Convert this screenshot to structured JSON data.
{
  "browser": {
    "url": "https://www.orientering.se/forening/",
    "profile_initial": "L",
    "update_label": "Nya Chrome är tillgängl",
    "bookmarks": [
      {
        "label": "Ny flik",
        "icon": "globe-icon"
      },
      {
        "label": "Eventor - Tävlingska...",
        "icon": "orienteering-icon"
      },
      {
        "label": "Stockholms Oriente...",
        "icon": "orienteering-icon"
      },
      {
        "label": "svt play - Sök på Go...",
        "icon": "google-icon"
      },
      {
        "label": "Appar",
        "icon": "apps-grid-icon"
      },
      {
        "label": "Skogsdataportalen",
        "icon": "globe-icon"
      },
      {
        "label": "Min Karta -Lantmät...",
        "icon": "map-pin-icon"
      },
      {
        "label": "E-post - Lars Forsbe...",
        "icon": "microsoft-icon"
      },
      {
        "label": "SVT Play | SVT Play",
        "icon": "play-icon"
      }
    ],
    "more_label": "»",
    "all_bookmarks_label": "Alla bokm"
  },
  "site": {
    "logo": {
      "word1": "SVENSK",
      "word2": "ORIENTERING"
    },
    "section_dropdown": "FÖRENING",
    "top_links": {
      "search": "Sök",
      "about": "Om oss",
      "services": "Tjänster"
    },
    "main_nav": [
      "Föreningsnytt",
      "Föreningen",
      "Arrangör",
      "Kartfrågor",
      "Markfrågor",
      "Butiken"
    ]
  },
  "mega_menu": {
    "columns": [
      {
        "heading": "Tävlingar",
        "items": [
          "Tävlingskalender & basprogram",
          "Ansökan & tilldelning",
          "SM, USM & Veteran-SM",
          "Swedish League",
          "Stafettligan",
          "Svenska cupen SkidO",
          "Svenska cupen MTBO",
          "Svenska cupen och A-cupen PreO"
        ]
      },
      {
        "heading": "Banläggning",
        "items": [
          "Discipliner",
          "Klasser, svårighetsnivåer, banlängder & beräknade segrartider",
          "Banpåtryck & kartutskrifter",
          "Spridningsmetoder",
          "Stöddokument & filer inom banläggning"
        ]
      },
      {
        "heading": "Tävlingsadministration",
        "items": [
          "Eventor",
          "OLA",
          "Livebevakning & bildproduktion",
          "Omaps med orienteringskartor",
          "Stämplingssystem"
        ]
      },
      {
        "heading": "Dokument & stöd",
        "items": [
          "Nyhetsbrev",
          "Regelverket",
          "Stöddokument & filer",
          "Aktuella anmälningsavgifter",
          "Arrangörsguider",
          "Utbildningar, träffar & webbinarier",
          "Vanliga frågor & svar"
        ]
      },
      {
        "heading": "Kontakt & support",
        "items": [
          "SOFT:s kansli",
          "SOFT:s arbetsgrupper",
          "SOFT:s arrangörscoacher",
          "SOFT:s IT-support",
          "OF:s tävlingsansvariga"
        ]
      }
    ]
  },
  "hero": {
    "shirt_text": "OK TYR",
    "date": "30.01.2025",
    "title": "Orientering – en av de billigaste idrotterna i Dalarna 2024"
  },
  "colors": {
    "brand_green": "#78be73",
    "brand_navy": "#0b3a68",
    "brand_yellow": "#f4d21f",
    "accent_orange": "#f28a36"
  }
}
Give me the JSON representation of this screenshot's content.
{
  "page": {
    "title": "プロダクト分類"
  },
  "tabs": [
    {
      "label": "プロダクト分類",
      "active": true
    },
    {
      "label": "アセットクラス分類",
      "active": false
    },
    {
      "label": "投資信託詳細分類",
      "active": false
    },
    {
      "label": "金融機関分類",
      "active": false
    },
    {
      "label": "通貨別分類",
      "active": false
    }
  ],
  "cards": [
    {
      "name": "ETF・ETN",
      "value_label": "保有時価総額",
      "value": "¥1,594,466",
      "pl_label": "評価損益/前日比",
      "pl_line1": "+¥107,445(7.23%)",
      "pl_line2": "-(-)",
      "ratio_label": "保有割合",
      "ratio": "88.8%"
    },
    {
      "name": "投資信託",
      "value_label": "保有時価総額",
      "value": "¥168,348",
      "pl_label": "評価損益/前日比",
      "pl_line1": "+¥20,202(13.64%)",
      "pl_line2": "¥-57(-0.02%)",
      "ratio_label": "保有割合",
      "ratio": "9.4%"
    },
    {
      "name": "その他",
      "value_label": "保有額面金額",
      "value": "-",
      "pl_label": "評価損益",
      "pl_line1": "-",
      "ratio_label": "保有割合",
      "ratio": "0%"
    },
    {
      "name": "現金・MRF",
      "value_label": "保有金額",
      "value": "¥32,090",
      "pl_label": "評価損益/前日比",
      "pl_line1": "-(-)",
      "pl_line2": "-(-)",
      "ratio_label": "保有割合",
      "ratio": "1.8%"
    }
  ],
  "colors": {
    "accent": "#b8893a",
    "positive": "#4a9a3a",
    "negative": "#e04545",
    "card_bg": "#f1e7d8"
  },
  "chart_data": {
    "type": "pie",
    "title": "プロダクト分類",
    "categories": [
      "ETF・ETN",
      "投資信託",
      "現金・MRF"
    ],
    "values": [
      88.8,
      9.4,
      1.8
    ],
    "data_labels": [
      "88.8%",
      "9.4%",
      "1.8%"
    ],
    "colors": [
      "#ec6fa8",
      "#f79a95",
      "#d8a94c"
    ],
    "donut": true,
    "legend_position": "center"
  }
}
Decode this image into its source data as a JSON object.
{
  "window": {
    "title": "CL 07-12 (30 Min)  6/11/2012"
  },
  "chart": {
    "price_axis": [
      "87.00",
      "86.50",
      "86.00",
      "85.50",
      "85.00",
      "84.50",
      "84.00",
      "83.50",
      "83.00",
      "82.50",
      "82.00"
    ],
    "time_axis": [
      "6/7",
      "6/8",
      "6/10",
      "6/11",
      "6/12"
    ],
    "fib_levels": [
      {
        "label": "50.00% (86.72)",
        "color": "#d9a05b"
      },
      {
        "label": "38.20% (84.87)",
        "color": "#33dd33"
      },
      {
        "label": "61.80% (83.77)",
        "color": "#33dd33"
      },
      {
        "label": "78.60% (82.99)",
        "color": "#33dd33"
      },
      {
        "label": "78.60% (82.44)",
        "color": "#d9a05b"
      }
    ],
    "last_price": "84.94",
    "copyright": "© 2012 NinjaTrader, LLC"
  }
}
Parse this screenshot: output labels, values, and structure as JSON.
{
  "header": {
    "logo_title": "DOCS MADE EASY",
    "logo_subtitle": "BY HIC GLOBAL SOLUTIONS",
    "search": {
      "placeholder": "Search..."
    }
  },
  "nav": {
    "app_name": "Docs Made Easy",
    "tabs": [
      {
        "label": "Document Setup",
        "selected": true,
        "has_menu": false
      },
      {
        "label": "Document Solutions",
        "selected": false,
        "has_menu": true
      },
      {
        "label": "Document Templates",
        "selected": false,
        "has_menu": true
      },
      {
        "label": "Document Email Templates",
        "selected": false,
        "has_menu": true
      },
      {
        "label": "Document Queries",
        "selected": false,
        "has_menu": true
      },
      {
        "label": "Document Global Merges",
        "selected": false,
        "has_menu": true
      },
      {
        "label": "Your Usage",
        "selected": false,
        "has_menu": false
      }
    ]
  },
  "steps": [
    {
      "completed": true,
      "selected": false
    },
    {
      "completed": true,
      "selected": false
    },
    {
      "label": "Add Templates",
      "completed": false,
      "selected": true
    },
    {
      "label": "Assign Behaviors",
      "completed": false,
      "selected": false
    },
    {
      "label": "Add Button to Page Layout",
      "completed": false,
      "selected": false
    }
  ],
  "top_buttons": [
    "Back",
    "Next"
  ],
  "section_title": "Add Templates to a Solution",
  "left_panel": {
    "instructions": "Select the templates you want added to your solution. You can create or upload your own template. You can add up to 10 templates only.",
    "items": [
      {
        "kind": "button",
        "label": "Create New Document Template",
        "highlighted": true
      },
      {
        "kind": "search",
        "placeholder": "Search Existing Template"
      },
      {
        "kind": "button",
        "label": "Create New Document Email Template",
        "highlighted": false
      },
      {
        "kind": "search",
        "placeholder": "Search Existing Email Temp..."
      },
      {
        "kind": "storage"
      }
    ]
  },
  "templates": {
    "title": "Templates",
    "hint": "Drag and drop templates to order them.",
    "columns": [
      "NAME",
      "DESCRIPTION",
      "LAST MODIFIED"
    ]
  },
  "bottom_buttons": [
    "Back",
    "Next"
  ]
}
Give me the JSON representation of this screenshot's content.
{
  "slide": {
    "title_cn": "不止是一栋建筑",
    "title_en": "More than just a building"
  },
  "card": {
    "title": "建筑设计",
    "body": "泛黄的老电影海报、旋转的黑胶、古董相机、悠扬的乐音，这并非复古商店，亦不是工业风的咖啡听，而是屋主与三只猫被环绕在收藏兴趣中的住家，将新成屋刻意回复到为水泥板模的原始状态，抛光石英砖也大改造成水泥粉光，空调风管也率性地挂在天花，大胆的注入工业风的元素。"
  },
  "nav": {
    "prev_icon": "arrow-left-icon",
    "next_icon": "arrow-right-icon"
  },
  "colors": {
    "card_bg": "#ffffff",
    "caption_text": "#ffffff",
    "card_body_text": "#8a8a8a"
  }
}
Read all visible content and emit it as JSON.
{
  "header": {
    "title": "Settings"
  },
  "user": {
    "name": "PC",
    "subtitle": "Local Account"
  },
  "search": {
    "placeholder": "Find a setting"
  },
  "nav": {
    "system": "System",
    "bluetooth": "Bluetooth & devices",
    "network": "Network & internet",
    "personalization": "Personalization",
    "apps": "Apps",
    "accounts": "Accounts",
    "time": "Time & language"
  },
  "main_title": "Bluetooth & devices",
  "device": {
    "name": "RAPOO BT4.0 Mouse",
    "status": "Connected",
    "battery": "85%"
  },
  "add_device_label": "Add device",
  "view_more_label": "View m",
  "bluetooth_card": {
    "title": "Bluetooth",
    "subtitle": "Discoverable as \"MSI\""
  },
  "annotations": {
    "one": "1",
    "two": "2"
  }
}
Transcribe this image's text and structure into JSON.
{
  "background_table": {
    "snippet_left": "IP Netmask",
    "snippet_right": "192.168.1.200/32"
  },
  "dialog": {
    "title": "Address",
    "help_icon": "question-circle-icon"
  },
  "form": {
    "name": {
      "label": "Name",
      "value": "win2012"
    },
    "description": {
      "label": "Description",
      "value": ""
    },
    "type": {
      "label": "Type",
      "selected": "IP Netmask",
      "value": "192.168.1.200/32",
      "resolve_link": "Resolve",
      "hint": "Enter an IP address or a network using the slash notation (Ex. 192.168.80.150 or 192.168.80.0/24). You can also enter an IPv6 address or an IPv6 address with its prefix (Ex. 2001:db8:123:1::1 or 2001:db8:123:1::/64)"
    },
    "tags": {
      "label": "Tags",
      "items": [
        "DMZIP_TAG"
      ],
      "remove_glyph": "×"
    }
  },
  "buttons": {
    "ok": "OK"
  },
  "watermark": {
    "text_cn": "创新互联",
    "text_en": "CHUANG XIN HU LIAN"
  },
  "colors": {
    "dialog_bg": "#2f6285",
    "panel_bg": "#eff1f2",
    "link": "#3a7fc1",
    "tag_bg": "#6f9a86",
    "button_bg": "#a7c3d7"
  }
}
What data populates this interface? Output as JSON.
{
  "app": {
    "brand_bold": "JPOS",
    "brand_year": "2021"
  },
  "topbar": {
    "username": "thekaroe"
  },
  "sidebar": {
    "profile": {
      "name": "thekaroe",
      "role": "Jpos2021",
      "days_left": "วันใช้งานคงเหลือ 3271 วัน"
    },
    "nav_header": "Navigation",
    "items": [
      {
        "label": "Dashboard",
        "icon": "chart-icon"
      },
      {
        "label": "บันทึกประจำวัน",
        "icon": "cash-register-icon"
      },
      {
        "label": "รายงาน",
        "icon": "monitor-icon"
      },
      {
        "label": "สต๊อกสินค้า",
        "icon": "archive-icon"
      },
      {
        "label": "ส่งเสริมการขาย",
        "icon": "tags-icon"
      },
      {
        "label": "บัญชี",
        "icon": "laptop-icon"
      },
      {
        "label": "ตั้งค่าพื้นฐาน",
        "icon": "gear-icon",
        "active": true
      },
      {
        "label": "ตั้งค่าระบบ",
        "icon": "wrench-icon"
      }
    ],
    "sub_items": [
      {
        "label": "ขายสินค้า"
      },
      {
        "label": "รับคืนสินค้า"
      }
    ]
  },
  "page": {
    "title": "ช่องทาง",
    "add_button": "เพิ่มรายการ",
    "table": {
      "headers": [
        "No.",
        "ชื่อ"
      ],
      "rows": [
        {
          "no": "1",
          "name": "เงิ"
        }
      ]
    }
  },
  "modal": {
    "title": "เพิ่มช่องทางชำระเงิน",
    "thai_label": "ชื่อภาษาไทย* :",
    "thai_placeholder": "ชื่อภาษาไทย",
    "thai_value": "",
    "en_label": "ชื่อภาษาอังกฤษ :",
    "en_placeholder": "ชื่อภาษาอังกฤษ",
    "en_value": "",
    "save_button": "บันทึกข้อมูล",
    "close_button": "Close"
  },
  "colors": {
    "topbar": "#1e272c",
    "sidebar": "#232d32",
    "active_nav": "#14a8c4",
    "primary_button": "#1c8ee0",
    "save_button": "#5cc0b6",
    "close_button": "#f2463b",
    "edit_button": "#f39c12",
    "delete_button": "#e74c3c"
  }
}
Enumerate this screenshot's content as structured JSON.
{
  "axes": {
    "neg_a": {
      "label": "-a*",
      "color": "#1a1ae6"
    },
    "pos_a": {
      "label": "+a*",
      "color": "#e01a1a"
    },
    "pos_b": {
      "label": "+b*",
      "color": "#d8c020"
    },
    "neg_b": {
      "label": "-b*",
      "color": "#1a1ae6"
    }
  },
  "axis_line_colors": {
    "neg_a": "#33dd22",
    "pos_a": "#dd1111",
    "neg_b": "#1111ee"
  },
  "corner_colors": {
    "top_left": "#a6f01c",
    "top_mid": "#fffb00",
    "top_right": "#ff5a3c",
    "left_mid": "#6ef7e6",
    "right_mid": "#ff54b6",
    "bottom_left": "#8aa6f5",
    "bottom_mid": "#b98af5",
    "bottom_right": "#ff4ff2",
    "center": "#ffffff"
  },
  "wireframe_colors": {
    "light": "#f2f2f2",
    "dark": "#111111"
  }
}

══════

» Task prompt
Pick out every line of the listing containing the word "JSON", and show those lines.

» Result of the exercise
Convert this screenshot to structured JSON data.
Give me the JSON representation of this screenshot's content.
Decode this image into its source data as a JSON object.
Parse this screenshot: output labels, values, and structure as JSON.
Give me the JSON representation of this screenshot's content.
Read all visible content and emit it as JSON.
Transcribe this image's text and structure into JSON.
What data populates this interface? Output as JSON.
Enumerate this screenshot's content as structured JSON.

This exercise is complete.